● **WHAT YOU ARE ASKED TO DO**: Output the number of lines in the entries below with the string "xlabel" in them, and nothing further.

*** Opening TASK INPUTS ***

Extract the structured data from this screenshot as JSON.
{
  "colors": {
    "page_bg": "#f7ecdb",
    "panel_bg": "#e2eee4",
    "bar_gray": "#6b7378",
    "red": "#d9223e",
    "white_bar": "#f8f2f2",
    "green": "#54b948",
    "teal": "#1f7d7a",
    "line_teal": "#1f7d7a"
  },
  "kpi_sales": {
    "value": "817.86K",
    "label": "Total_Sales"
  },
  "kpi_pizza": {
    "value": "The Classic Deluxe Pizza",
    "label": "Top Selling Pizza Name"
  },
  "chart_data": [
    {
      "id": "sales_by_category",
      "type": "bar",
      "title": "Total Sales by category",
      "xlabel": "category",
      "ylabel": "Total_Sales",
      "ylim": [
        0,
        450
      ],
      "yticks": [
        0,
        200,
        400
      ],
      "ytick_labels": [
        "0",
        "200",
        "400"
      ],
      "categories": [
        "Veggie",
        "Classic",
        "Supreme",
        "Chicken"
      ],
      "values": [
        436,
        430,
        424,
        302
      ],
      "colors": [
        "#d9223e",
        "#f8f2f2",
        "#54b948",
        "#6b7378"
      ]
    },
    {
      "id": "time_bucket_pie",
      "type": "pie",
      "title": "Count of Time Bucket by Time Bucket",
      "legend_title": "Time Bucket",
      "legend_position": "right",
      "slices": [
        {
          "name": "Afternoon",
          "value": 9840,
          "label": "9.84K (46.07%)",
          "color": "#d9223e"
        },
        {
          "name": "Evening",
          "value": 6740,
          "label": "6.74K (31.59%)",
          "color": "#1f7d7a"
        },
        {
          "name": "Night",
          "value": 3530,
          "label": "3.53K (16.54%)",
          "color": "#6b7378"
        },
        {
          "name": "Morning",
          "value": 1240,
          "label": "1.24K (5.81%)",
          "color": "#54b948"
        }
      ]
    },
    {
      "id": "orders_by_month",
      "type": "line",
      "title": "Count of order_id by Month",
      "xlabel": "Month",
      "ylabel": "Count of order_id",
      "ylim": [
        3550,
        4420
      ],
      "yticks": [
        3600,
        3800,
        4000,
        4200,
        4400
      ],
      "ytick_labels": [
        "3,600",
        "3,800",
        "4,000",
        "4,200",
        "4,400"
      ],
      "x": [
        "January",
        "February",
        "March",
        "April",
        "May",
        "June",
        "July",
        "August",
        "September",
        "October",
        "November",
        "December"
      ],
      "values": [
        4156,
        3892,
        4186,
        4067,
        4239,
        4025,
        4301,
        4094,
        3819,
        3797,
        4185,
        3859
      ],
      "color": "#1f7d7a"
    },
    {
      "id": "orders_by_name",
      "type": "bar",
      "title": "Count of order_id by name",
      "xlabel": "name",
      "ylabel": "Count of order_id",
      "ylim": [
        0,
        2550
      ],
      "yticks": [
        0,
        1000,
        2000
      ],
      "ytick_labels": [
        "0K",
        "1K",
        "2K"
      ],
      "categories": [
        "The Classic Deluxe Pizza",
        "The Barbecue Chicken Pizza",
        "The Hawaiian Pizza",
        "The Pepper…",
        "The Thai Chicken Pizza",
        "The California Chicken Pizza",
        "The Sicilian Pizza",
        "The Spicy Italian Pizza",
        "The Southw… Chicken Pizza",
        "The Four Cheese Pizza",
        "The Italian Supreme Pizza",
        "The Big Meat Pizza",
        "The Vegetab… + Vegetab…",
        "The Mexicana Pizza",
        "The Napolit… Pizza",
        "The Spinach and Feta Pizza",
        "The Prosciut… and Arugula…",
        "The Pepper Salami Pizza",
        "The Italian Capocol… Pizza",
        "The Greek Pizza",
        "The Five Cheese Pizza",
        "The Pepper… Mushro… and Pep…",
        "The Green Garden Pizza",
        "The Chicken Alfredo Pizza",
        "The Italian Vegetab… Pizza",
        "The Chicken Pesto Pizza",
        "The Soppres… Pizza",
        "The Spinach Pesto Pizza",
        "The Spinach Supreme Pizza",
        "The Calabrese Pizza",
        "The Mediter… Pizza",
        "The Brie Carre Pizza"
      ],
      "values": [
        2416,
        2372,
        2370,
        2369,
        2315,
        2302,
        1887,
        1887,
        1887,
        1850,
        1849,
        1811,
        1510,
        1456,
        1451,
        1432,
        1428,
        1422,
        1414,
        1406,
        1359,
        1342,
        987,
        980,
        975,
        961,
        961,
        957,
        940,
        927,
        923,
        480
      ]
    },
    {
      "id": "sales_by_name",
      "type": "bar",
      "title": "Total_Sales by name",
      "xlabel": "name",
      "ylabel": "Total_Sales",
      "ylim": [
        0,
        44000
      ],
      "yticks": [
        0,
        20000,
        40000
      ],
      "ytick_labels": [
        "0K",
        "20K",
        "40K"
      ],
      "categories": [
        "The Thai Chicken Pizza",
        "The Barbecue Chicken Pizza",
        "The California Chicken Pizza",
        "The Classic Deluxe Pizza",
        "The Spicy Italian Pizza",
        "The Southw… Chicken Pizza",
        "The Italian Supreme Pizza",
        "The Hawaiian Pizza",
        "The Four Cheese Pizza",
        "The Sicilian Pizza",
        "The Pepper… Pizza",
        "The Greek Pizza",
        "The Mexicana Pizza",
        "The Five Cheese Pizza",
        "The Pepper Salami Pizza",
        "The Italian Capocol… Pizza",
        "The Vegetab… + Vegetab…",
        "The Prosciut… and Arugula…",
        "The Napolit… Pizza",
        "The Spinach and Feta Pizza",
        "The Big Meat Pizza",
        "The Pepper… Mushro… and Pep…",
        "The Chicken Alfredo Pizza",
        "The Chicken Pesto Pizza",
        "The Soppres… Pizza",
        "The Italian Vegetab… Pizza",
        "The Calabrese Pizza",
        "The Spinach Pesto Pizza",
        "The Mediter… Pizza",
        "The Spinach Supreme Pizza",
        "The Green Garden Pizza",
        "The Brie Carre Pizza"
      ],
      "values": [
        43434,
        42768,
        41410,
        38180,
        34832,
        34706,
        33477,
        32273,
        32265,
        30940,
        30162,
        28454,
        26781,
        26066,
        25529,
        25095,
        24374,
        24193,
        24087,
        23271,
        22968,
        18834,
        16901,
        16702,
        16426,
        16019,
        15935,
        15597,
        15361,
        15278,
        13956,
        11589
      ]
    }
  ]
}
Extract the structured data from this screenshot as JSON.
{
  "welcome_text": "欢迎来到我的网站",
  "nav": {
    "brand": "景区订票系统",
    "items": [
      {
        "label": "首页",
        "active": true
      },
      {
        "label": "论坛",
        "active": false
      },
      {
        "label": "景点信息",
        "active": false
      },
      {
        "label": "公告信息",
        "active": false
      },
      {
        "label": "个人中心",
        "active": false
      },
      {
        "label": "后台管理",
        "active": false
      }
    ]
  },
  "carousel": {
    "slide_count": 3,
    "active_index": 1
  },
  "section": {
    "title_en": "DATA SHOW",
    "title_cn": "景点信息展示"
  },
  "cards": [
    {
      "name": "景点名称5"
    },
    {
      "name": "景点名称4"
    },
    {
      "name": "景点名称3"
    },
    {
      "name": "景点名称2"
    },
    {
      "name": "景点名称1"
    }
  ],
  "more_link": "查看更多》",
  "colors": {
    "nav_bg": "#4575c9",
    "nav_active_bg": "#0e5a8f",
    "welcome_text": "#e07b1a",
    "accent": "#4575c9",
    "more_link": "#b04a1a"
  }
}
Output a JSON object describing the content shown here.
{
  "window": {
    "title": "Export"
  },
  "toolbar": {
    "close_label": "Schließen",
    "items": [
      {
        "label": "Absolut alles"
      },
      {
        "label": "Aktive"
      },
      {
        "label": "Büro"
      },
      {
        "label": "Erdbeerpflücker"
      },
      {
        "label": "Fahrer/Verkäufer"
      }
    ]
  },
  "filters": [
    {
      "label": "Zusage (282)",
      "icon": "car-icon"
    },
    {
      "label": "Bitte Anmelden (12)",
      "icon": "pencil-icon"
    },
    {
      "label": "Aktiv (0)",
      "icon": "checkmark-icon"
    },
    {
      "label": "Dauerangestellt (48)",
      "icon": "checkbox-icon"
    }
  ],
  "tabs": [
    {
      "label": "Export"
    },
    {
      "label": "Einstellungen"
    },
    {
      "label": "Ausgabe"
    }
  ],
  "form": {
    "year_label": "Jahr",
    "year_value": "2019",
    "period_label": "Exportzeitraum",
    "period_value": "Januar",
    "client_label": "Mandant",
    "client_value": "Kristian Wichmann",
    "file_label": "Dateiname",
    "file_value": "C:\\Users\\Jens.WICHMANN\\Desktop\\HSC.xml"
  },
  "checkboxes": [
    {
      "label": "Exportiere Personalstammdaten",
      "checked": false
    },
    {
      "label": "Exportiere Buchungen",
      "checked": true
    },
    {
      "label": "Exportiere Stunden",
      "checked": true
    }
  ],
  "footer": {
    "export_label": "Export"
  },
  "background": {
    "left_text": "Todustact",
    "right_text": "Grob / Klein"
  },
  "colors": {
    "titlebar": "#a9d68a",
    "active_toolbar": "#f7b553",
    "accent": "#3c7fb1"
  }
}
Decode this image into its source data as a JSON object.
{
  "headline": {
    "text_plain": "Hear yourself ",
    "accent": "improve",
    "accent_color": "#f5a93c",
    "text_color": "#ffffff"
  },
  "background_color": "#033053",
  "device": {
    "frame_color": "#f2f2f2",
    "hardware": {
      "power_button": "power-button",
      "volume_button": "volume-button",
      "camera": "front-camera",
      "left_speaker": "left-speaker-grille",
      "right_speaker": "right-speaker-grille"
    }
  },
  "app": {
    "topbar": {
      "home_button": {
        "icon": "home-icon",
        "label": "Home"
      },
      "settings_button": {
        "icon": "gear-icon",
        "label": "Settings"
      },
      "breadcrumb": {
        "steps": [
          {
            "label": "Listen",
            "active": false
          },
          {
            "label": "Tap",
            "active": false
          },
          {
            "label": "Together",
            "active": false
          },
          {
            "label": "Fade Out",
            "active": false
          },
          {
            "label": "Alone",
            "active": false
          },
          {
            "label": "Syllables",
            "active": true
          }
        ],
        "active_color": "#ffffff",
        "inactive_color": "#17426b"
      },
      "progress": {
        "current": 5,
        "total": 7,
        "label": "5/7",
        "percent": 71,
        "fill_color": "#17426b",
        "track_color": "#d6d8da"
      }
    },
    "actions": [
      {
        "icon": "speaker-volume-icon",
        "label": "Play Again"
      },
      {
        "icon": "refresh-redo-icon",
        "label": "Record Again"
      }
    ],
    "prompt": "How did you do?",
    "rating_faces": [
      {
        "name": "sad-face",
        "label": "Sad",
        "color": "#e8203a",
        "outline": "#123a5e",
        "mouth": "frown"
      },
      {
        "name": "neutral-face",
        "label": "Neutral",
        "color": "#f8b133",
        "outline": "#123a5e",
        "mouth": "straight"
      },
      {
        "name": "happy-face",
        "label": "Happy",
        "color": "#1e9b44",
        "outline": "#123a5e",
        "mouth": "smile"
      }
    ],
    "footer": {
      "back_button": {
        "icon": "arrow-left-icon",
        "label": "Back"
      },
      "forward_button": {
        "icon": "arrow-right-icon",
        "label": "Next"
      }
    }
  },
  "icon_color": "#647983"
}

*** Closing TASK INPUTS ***

● **SOLUTION FOR THIS PROBLEM**: 4